Aim of the exercise:
Count every line in the following entries that holds the word "JSON". Only the number should be given.

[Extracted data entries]
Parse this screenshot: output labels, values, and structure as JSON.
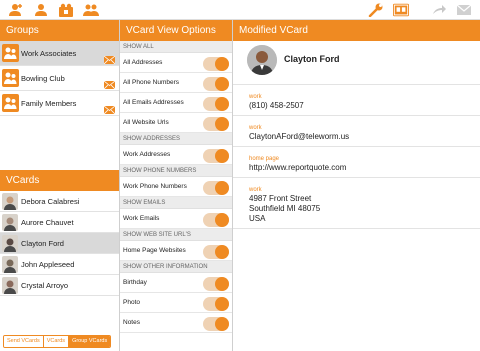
{
  "toolbar": {
    "left_icons": [
      "add-contact-icon",
      "contact-icon",
      "group-contacts-icon",
      "group-icon"
    ],
    "right_icons": [
      "wrench-icon",
      "vcard-icon",
      "forward-icon",
      "mail-icon"
    ]
  },
  "groups": {
    "header": "Groups",
    "items": [
      {
        "label": "Work Associates",
        "selected": true
      },
      {
        "label": "Bowling Club",
        "selected": false
      },
      {
        "label": "Family Members",
        "selected": false
      }
    ]
  },
  "vcards": {
    "header": "VCards",
    "items": [
      {
        "name": "Debora Calabresi",
        "selected": false
      },
      {
        "name": "Aurore Chauvet",
        "selected": false
      },
      {
        "name": "Clayton Ford",
        "selected": true
      },
      {
        "name": "John Appleseed",
        "selected": false
      },
      {
        "name": "Crystal Arroyo",
        "selected": false
      }
    ],
    "segments": [
      "Send VCards",
      "VCards",
      "Group VCards"
    ],
    "active_segment": "Group VCards"
  },
  "options": {
    "header": "VCard View Options",
    "sections": [
      {
        "title": "SHOW ALL",
        "rows": [
          "All Addresses",
          "All Phone Numbers",
          "All Emails Addresses",
          "All Website Urls"
        ]
      },
      {
        "title": "SHOW ADDRESSES",
        "rows": [
          "Work Addresses"
        ]
      },
      {
        "title": "SHOW PHONE NUMBERS",
        "rows": [
          "Work Phone Numbers"
        ]
      },
      {
        "title": "SHOW EMAILS",
        "rows": [
          "Work Emails"
        ]
      },
      {
        "title": "SHOW WEB SITE URL'S",
        "rows": [
          "Home Page Websites"
        ]
      },
      {
        "title": "SHOW OTHER INFORMATION",
        "rows": [
          "Birthday",
          "Photo",
          "Notes"
        ]
      }
    ]
  },
  "vcard": {
    "header": "Modified VCard",
    "name": "Clayton Ford",
    "fields": [
      {
        "label": "work",
        "value": "(810) 458-2507"
      },
      {
        "label": "work",
        "value": "ClaytonAFord@teleworm.us"
      },
      {
        "label": "home page",
        "value": "http://www.reportquote.com"
      },
      {
        "label": "work",
        "value": "4987 Front Street\nSouthfield MI 48075\nUSA"
      }
    ]
  },
  "colors": {
    "accent": "#ef8a22",
    "selected_row": "#d9d9d9"
  }
}
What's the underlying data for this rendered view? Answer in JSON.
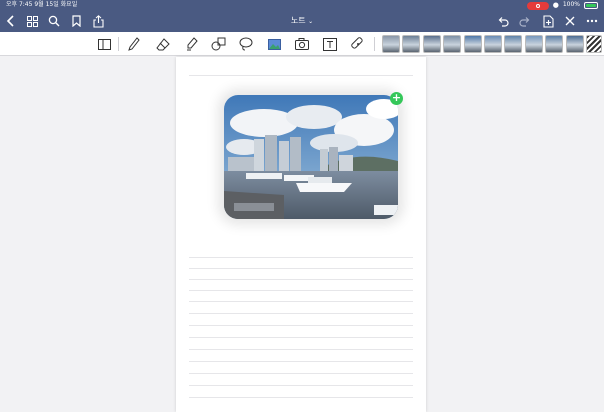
{
  "status": {
    "time": "오후 7:45",
    "date": "9월 15일 화요일",
    "battery": "100%"
  },
  "nav": {
    "title": "노트",
    "icons": [
      "chevron-left-icon",
      "grid-icon",
      "search-icon",
      "bookmark-icon",
      "share-icon",
      "undo-icon",
      "redo-icon",
      "add-page-icon",
      "close-icon",
      "more-icon"
    ]
  },
  "toolbar": {
    "tools": [
      "sidebar-icon",
      "pen-icon",
      "eraser-icon",
      "highlighter-icon",
      "shapes-icon",
      "lasso-icon",
      "image-icon",
      "camera-icon",
      "text-icon",
      "elements-icon"
    ],
    "sticker_count": 10
  },
  "colors": {
    "topbar": "#4a5a82",
    "plus": "#34c759",
    "record": "#e53b3b"
  }
}
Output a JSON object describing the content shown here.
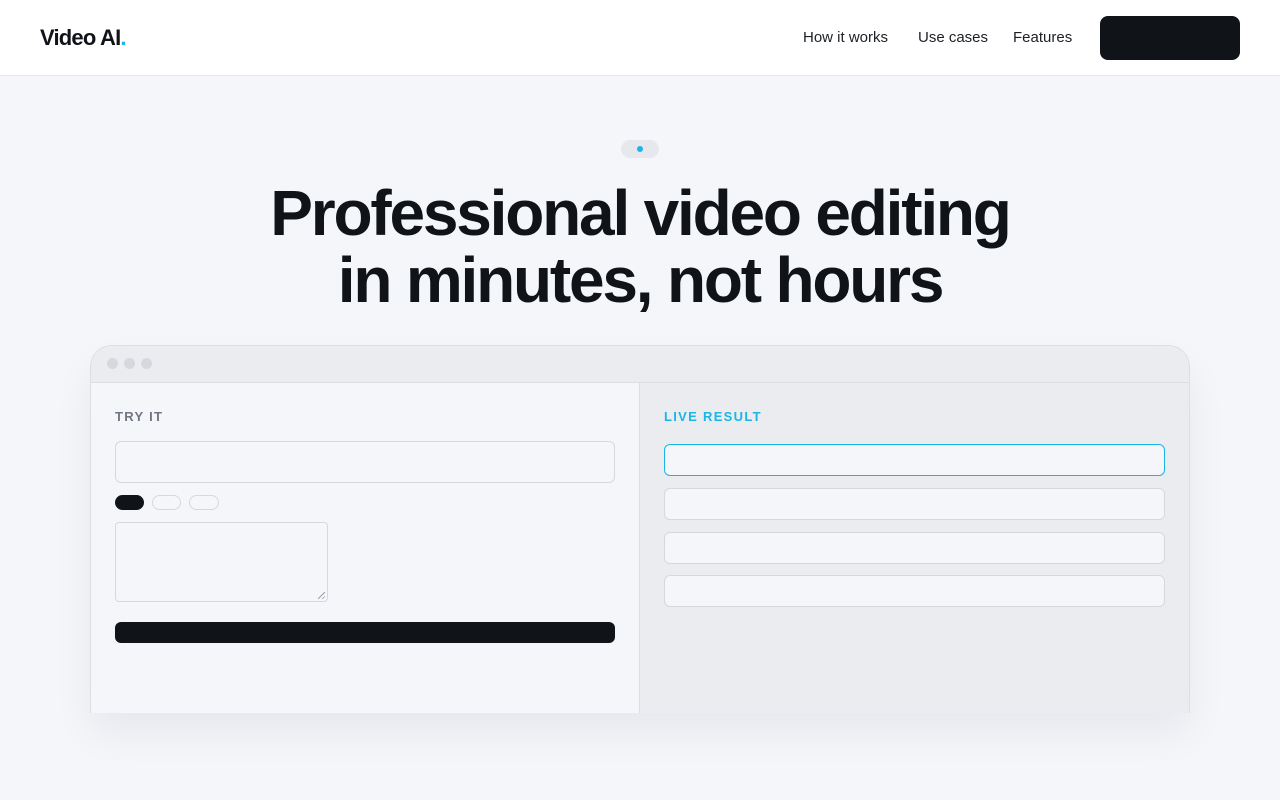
{
  "header": {
    "logo_text": "Video AI",
    "logo_dot": ".",
    "nav": [
      {
        "label": "How it works"
      },
      {
        "label": "Use cases"
      },
      {
        "label": "Features"
      }
    ],
    "cta_label": ""
  },
  "hero": {
    "badge_label": "",
    "headline_line1": "Professional video editing",
    "headline_line2": "in minutes, not hours"
  },
  "demo": {
    "left_label": "TRY IT",
    "right_label": "LIVE RESULT",
    "input_value": "",
    "textarea_value": "",
    "chips": [
      {
        "label": "",
        "state": "active"
      },
      {
        "label": "",
        "state": "inactive"
      },
      {
        "label": "",
        "state": "inactive"
      }
    ],
    "submit_label": "",
    "results": [
      {
        "text": "",
        "state": "highlighted"
      },
      {
        "text": "",
        "state": "default"
      },
      {
        "text": "",
        "state": "default"
      },
      {
        "text": "",
        "state": "default"
      }
    ]
  },
  "colors": {
    "accent": "#1ab6e6",
    "dark": "#101418",
    "background": "#f5f6fa"
  }
}
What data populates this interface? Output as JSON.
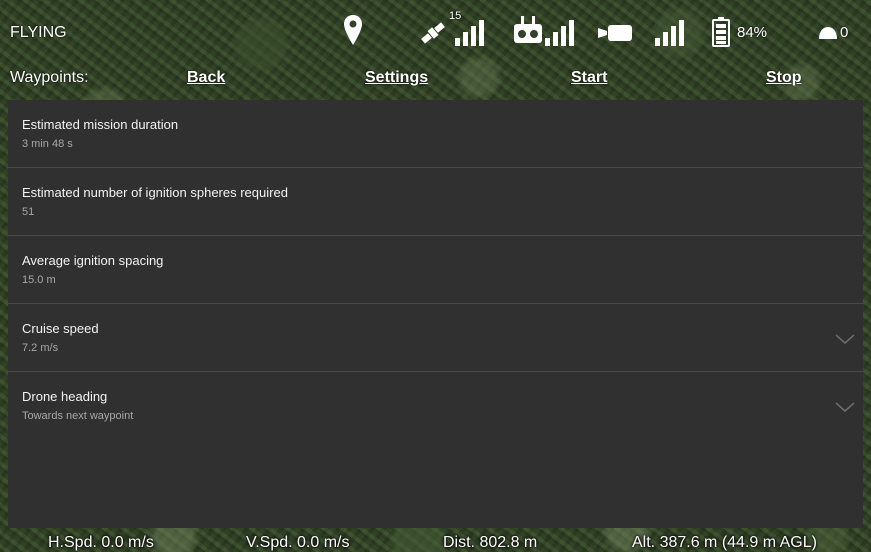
{
  "status": {
    "flight_mode": "FLYING",
    "satellite_count": "15",
    "battery_percent": "84%",
    "spheres_count": "0"
  },
  "nav": {
    "label": "Waypoints:",
    "back": "Back",
    "settings": "Settings",
    "start": "Start",
    "stop": "Stop"
  },
  "settings": {
    "mission_duration": {
      "title": "Estimated mission duration",
      "value": "3 min 48 s"
    },
    "ignition_spheres": {
      "title": "Estimated number of ignition spheres required",
      "value": "51"
    },
    "ignition_spacing": {
      "title": "Average ignition spacing",
      "value": "15.0 m"
    },
    "cruise_speed": {
      "title": "Cruise speed",
      "value": "7.2 m/s"
    },
    "drone_heading": {
      "title": "Drone heading",
      "value": "Towards next waypoint"
    }
  },
  "telemetry": {
    "h_speed": "H.Spd. 0.0 m/s",
    "v_speed": "V.Spd. 0.0 m/s",
    "distance": "Dist. 802.8 m",
    "altitude": "Alt. 387.6 m (44.9 m AGL)"
  },
  "icons": {
    "location": "map-pin-icon",
    "satellite": "satellite-icon",
    "remote": "remote-controller-icon",
    "camera": "video-camera-icon",
    "battery": "battery-icon",
    "sphere": "ignition-sphere-icon"
  }
}
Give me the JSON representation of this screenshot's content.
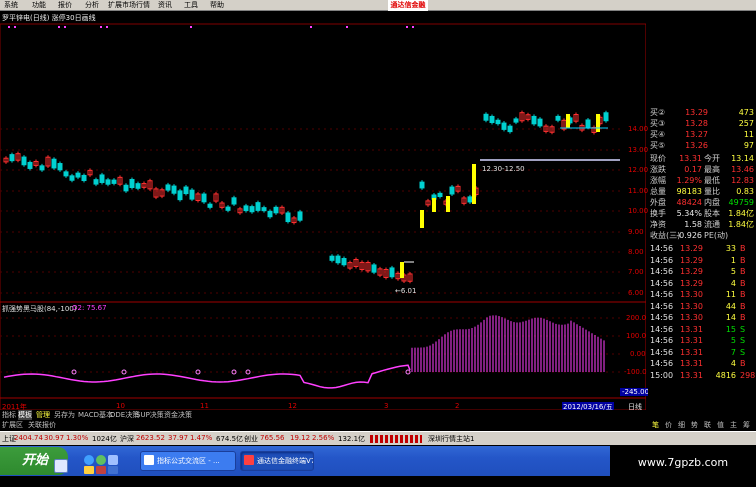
{
  "menu": [
    "系统",
    "功能",
    "报价",
    "分析",
    "扩展市场行情",
    "资讯",
    "工具",
    "帮助"
  ],
  "brand": "通达信金融",
  "title": "罗平锌电(日线) 涨停30日画线",
  "price_axis": [
    "14.00",
    "13.00",
    "12.00",
    "11.00",
    "10.00",
    "9.00",
    "8.00",
    "7.00",
    "6.00"
  ],
  "annotations": {
    "range": "12.30-12.50",
    "low": "←6.01"
  },
  "indicator": {
    "name": "抓强势黑马股(84,-100)",
    "value": "O2: 75.67",
    "axis": [
      "200.0",
      "100.0",
      "0.00",
      "-100.0"
    ],
    "neg_label": "-245.00"
  },
  "date_axis": [
    "2011年",
    "10",
    "11",
    "12",
    "2",
    "3",
    "2012/03/16/五"
  ],
  "period_label": "日线",
  "quote": {
    "asks": [
      {
        "label": "买③",
        "price": "13.28",
        "vol": "257"
      },
      {
        "label": "买④",
        "price": "13.27",
        "vol": "11"
      },
      {
        "label": "买⑤",
        "price": "13.26",
        "vol": "97"
      }
    ],
    "asks_top": [
      {
        "label": "买②",
        "price": "13.29",
        "vol": "473"
      }
    ],
    "rows": [
      {
        "l1": "现价",
        "v1": "13.31",
        "l2": "今开",
        "v2": "13.14"
      },
      {
        "l1": "涨跌",
        "v1": "0.17",
        "l2": "最高",
        "v2": "13.46"
      },
      {
        "l1": "涨幅",
        "v1": "1.29%",
        "l2": "最低",
        "v2": "12.83"
      },
      {
        "l1": "总量",
        "v1": "98183",
        "l2": "量比",
        "v2": "0.83"
      },
      {
        "l1": "外盘",
        "v1": "48424",
        "l2": "内盘",
        "v2": "49759"
      },
      {
        "l1": "换手",
        "v1": "5.34%",
        "l2": "股本",
        "v2": "1.84亿"
      },
      {
        "l1": "净资",
        "v1": "1.58",
        "l2": "流通",
        "v2": "1.84亿"
      },
      {
        "l1": "收益(三)",
        "v1": "-0.926",
        "l2": "PE(动)",
        "v2": ""
      }
    ]
  },
  "trades": [
    {
      "t": "14:56",
      "p": "13.29",
      "v": "33",
      "bs": "B"
    },
    {
      "t": "14:56",
      "p": "13.29",
      "v": "1",
      "bs": "B"
    },
    {
      "t": "14:56",
      "p": "13.29",
      "v": "5",
      "bs": "B"
    },
    {
      "t": "14:56",
      "p": "13.29",
      "v": "4",
      "bs": "B"
    },
    {
      "t": "14:56",
      "p": "13.30",
      "v": "11",
      "bs": "B"
    },
    {
      "t": "14:56",
      "p": "13.30",
      "v": "44",
      "bs": "B"
    },
    {
      "t": "14:56",
      "p": "13.30",
      "v": "14",
      "bs": "B"
    },
    {
      "t": "14:56",
      "p": "13.31",
      "v": "15",
      "bs": "S"
    },
    {
      "t": "14:56",
      "p": "13.31",
      "v": "5",
      "bs": "S"
    },
    {
      "t": "14:56",
      "p": "13.31",
      "v": "7",
      "bs": "S"
    },
    {
      "t": "14:56",
      "p": "13.31",
      "v": "4",
      "bs": "B"
    },
    {
      "t": "15:00",
      "p": "13.31",
      "v": "4816",
      "bs": "298"
    }
  ],
  "tabs1": [
    "指标",
    "模板",
    "管理",
    "另存为",
    "MACD基本",
    "DDE决策",
    "SUP决策",
    "资金决策"
  ],
  "tabs2": [
    "扩展区",
    "关联报价"
  ],
  "side_tabs": [
    "笔",
    "价",
    "细",
    "势",
    "联",
    "值",
    "主",
    "筹"
  ],
  "status": {
    "sh_label": "上证",
    "sh": "2404.74",
    "sh_chg": "30.97",
    "sh_pct": "1.30%",
    "sh_amt": "1024亿",
    "sz_label": "沪深",
    "sz": "2623.52",
    "sz_chg": "37.97",
    "sz_pct": "1.47%",
    "sz_amt": "674.5亿",
    "cy_label": "创业",
    "cy": "765.56",
    "cy_chg": "19.12",
    "cy_pct": "2.56%",
    "cy_amt": "132.1亿",
    "server": "深圳行情主站1"
  },
  "taskbar": {
    "start": "开始",
    "items": [
      "指标公式交流区 - ...",
      "通达信金融终端V7..."
    ]
  },
  "watermark": "www.7gpzb.com",
  "colors": {
    "up": "#ff3030",
    "down": "#00d0d0",
    "yellow": "#ffff00",
    "magenta": "#ff40ff",
    "grid": "#800000"
  }
}
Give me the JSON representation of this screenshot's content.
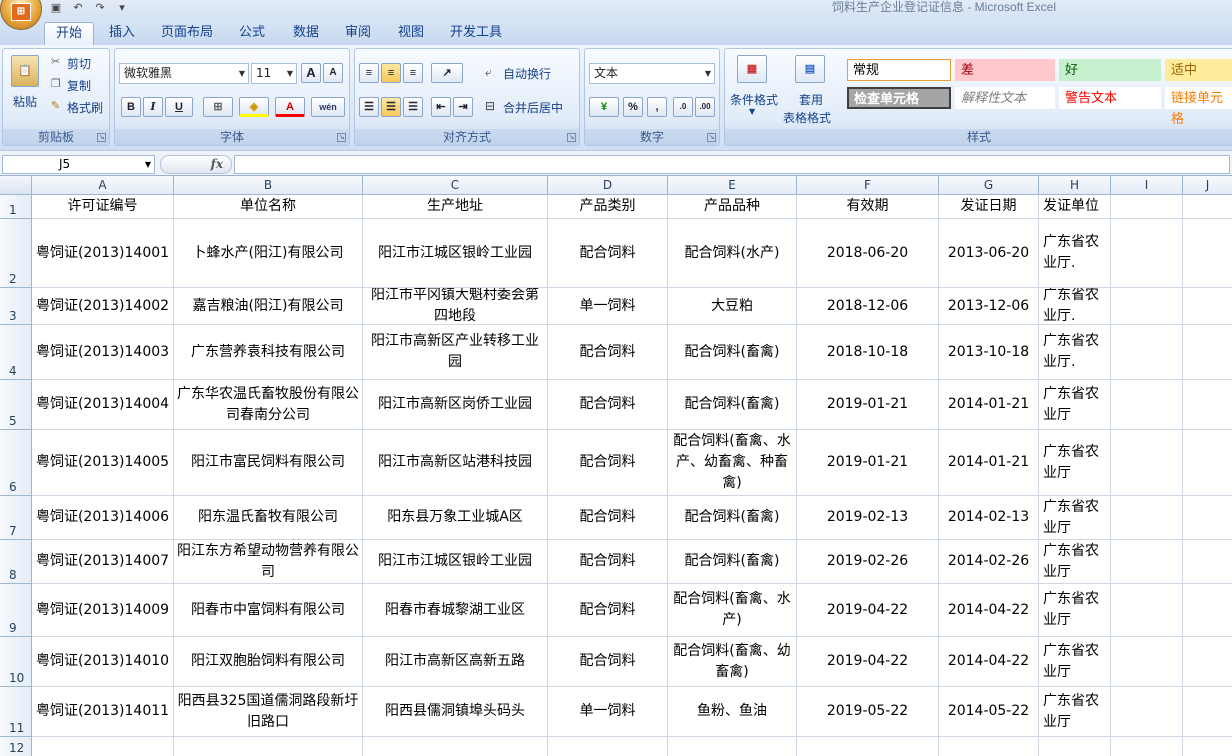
{
  "window": {
    "title": "饲料生产企业登记证信息 - Microsoft Excel"
  },
  "tabs": [
    "开始",
    "插入",
    "页面布局",
    "公式",
    "数据",
    "审阅",
    "视图",
    "开发工具"
  ],
  "ribbon": {
    "clipboard": {
      "paste": "粘贴",
      "cut": "剪切",
      "copy": "复制",
      "format_painter": "格式刷",
      "label": "剪贴板"
    },
    "font": {
      "name": "微软雅黑",
      "size": "11",
      "bold": "B",
      "italic": "I",
      "underline": "U",
      "grow": "A",
      "shrink": "A",
      "color": "A",
      "label": "字体"
    },
    "alignment": {
      "wrap": "自动换行",
      "merge": "合并后居中",
      "label": "对齐方式"
    },
    "number": {
      "format": "文本",
      "percent": "%",
      "comma": ",",
      "label": "数字"
    },
    "styles": {
      "conditional": "条件格式",
      "table_line1": "套用",
      "table_line2": "表格格式",
      "label": "样式",
      "cells": [
        {
          "text": "常规",
          "bg": "#ffffff",
          "color": "#000000",
          "border": "#e8a13a"
        },
        {
          "text": "差",
          "bg": "#ffc7ce",
          "color": "#9c0006",
          "border": "#ffc7ce"
        },
        {
          "text": "好",
          "bg": "#c6efce",
          "color": "#006100",
          "border": "#c6efce"
        },
        {
          "text": "适中",
          "bg": "#ffeb9c",
          "color": "#9c6500",
          "border": "#ffeb9c"
        },
        {
          "text": "检查单元格",
          "bg": "#a5a5a5",
          "color": "#ffffff",
          "border": "#3f3f3f"
        },
        {
          "text": "解释性文本",
          "bg": "#ffffff",
          "color": "#7f7f7f",
          "border": "#ffffff"
        },
        {
          "text": "警告文本",
          "bg": "#ffffff",
          "color": "#ff0000",
          "border": "#ffffff"
        },
        {
          "text": "链接单元格",
          "bg": "#ffffff",
          "color": "#fa7d00",
          "border": "#ffffff"
        }
      ]
    }
  },
  "formula_bar": {
    "name_box": "J5",
    "fx": "fx",
    "content": ""
  },
  "columns": [
    "A",
    "B",
    "C",
    "D",
    "E",
    "F",
    "G",
    "H",
    "I",
    "J"
  ],
  "rows": [
    {
      "n": "1",
      "cells": [
        "许可证编号",
        "单位名称",
        "生产地址",
        "产品类别",
        "产品品种",
        "有效期",
        "发证日期",
        "发证单位",
        "",
        ""
      ]
    },
    {
      "n": "2",
      "cells": [
        "粤饲证(2013)14001",
        "卜蜂水产(阳江)有限公司",
        "阳江市江城区银岭工业园",
        "配合饲料",
        "配合饲料(水产)",
        "2018-06-20",
        "2013-06-20",
        "广东省农业厅.",
        "",
        ""
      ]
    },
    {
      "n": "3",
      "cells": [
        "粤饲证(2013)14002",
        "嘉吉粮油(阳江)有限公司",
        "阳江市平冈镇大魁村委会第四地段",
        "单一饲料",
        "大豆粕",
        "2018-12-06",
        "2013-12-06",
        "广东省农业厅.",
        "",
        ""
      ]
    },
    {
      "n": "4",
      "cells": [
        "粤饲证(2013)14003",
        "广东营养袁科技有限公司",
        "阳江市高新区产业转移工业园",
        "配合饲料",
        "配合饲料(畜禽)",
        "2018-10-18",
        "2013-10-18",
        "广东省农业厅.",
        "",
        ""
      ]
    },
    {
      "n": "5",
      "cells": [
        "粤饲证(2013)14004",
        "广东华农温氏畜牧股份有限公司春南分公司",
        "阳江市高新区岗侨工业园",
        "配合饲料",
        "配合饲料(畜禽)",
        "2019-01-21",
        "2014-01-21",
        "广东省农业厅",
        "",
        ""
      ]
    },
    {
      "n": "6",
      "cells": [
        "粤饲证(2013)14005",
        "阳江市富民饲料有限公司",
        "阳江市高新区站港科技园",
        "配合饲料",
        "配合饲料(畜禽、水产、幼畜禽、种畜禽)",
        "2019-01-21",
        "2014-01-21",
        "广东省农业厅",
        "",
        ""
      ]
    },
    {
      "n": "7",
      "cells": [
        "粤饲证(2013)14006",
        "阳东温氏畜牧有限公司",
        "阳东县万象工业城A区",
        "配合饲料",
        "配合饲料(畜禽)",
        "2019-02-13",
        "2014-02-13",
        "广东省农业厅",
        "",
        ""
      ]
    },
    {
      "n": "8",
      "cells": [
        "粤饲证(2013)14007",
        "阳江东方希望动物营养有限公司",
        "阳江市江城区银岭工业园",
        "配合饲料",
        "配合饲料(畜禽)",
        "2019-02-26",
        "2014-02-26",
        "广东省农业厅",
        "",
        ""
      ]
    },
    {
      "n": "9",
      "cells": [
        "粤饲证(2013)14009",
        "阳春市中富饲料有限公司",
        "阳春市春城黎湖工业区",
        "配合饲料",
        "配合饲料(畜禽、水产)",
        "2019-04-22",
        "2014-04-22",
        "广东省农业厅",
        "",
        ""
      ]
    },
    {
      "n": "10",
      "cells": [
        "粤饲证(2013)14010",
        "阳江双胞胎饲料有限公司",
        "阳江市高新区高新五路",
        "配合饲料",
        "配合饲料(畜禽、幼畜禽)",
        "2019-04-22",
        "2014-04-22",
        "广东省农业厅",
        "",
        ""
      ]
    },
    {
      "n": "11",
      "cells": [
        "粤饲证(2013)14011",
        "阳西县325国道儒洞路段新圩旧路口",
        "阳西县儒洞镇埠头码头",
        "单一饲料",
        "鱼粉、鱼油",
        "2019-05-22",
        "2014-05-22",
        "广东省农业厅",
        "",
        ""
      ]
    },
    {
      "n": "12",
      "cells": [
        "",
        "",
        "",
        "",
        "",
        "",
        "",
        "",
        "",
        ""
      ]
    }
  ]
}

Problem solution:
6